Your task :: All lines of the material below that include the string "Home" are to be copied.

Start of Supplied entries

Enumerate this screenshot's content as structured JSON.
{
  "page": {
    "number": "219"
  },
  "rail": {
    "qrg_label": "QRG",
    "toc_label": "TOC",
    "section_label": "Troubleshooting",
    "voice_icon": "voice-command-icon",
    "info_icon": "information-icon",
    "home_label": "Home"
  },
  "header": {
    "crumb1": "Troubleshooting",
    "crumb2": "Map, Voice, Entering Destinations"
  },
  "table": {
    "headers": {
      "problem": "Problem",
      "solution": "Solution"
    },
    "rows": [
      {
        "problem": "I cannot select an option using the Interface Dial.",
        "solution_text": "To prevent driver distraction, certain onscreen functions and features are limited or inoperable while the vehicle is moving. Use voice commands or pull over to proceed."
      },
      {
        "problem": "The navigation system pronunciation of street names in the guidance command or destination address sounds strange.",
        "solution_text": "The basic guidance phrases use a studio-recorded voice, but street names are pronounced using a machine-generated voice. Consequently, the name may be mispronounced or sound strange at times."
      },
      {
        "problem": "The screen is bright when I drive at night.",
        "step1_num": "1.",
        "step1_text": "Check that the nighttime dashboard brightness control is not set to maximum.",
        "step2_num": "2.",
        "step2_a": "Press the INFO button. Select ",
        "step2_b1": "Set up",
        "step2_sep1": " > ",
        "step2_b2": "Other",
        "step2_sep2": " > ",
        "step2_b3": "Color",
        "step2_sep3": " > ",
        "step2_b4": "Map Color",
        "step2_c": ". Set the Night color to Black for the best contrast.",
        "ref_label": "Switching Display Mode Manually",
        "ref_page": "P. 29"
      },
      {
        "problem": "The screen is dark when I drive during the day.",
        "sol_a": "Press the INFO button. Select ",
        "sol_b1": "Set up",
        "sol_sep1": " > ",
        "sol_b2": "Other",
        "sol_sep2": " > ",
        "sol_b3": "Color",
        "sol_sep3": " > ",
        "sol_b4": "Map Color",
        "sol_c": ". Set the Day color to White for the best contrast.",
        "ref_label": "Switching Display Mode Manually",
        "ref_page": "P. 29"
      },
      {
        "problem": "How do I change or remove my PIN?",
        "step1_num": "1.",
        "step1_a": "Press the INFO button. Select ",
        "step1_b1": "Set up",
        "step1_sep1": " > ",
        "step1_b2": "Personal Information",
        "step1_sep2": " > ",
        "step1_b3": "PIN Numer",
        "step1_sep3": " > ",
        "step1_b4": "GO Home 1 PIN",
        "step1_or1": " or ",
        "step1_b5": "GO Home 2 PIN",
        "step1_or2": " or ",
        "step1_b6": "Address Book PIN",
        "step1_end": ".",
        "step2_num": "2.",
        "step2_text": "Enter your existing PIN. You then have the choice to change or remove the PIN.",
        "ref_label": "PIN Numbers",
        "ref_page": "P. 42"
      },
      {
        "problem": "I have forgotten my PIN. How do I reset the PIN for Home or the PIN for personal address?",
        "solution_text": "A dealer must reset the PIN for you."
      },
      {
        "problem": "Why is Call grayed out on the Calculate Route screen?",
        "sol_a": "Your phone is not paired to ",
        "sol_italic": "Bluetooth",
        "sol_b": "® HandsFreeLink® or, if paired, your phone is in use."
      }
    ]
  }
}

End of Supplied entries

Answer box ::
    "home_label": "Home"
        "step1_b4": "GO Home 1 PIN",
        "step1_b5": "GO Home 2 PIN",
        "problem": "I have forgotten my PIN. How do I reset the PIN for Home or the PIN for personal address?",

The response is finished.